Leaders in the fields of public health and health education/health promotion have been advocating for required credentialing for almost two decades. Recently, some have questioned whether increasing the number of certified professionals could help better differentiate properly trained health educators and public health professionals from others seeking to fill jobs in this professional area. The purpose of this article is to determine how the CHES/MCHES (Certified Health Education Specialist/Master Certified Health Education Specialist) and CPH (Certified in Public Health) credentials are regarded and promoted within the field of health education/health promotion. A cross-sectional survey research design was employed to determine program directors’ (N = 90) views of credentialing issues. The health belief model and the transtheoretical model were used to determine perceived barriers, benefits, and self-efficacy with regard to promoting credentialing and readiness to require the CHES or CPH exam as part of the undergraduate curriculum. Ninety undergraduate programs completed the survey with the majority reporting that they do not require credentialing of faculty and students as part of their program of study. More than 70% of respondents, however, indicated that they thought credentialing in the fields of public health and health education/health promotion is an important issue. Most program directors indicated there is value in having students credentialed in health education or public health, yet few programs required the CHES or CPH exam as part of their curriculum or exit assessment.
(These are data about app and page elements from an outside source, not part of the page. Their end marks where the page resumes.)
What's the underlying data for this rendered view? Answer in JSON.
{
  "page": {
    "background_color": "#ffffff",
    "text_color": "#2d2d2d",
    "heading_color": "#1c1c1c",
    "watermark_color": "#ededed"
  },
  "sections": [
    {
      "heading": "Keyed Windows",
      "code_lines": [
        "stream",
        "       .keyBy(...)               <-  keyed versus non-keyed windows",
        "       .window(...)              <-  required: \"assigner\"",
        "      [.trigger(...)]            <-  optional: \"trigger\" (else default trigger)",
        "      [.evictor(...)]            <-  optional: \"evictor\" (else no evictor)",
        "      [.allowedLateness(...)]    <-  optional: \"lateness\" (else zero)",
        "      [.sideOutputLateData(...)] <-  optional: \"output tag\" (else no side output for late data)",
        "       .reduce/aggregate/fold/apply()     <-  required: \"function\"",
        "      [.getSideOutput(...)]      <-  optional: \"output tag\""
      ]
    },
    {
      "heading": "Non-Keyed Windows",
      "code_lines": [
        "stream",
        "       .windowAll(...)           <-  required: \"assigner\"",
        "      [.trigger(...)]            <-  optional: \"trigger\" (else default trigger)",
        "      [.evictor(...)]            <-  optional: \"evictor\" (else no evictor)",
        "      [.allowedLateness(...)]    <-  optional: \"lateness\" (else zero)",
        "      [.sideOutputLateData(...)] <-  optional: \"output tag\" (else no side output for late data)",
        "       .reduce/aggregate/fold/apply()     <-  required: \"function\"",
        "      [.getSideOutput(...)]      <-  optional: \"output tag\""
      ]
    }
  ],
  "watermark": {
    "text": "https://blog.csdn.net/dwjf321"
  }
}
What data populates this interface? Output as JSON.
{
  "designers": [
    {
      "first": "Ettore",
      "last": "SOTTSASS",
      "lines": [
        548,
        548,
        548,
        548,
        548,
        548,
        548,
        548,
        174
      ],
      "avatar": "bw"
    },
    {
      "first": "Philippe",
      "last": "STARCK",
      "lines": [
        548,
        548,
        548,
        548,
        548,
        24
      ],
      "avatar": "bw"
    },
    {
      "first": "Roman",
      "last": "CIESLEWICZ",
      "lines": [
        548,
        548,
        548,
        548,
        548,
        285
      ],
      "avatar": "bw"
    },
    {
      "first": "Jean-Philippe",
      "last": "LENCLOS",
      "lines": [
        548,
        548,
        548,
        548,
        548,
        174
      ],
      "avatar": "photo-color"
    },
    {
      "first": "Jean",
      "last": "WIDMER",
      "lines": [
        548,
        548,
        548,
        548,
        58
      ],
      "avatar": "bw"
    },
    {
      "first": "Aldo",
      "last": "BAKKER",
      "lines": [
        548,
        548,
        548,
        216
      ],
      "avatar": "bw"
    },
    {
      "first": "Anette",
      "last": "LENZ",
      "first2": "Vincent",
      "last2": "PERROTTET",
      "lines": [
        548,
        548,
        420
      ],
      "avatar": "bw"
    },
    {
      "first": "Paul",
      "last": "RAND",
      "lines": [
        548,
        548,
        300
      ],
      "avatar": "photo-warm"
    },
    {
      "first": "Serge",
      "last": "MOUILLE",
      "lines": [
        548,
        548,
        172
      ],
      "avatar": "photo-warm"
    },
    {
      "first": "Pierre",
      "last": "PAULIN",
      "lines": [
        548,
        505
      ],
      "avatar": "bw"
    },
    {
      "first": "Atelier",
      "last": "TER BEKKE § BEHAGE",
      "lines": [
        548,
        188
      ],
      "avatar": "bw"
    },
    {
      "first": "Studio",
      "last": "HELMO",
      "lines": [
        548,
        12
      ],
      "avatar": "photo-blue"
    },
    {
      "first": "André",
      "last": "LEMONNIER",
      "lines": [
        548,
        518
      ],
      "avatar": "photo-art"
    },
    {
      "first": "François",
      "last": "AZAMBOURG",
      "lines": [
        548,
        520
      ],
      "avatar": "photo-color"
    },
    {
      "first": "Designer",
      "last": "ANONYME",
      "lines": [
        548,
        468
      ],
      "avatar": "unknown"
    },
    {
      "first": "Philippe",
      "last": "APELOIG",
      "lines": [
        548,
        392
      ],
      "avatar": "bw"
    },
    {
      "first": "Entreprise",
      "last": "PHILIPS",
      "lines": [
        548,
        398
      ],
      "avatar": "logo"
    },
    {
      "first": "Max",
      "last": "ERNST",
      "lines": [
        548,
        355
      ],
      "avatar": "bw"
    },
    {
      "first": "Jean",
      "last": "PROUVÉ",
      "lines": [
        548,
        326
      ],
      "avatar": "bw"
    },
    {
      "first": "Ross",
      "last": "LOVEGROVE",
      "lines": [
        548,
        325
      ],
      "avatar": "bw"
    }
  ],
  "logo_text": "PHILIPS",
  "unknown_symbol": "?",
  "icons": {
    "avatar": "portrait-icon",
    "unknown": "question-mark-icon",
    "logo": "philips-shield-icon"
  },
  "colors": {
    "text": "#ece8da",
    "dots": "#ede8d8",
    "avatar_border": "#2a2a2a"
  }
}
There are opportunities to use credentialing both in assessing program curriculum alignment with competencies and student mastery of said competencies.
- health education
- health promotion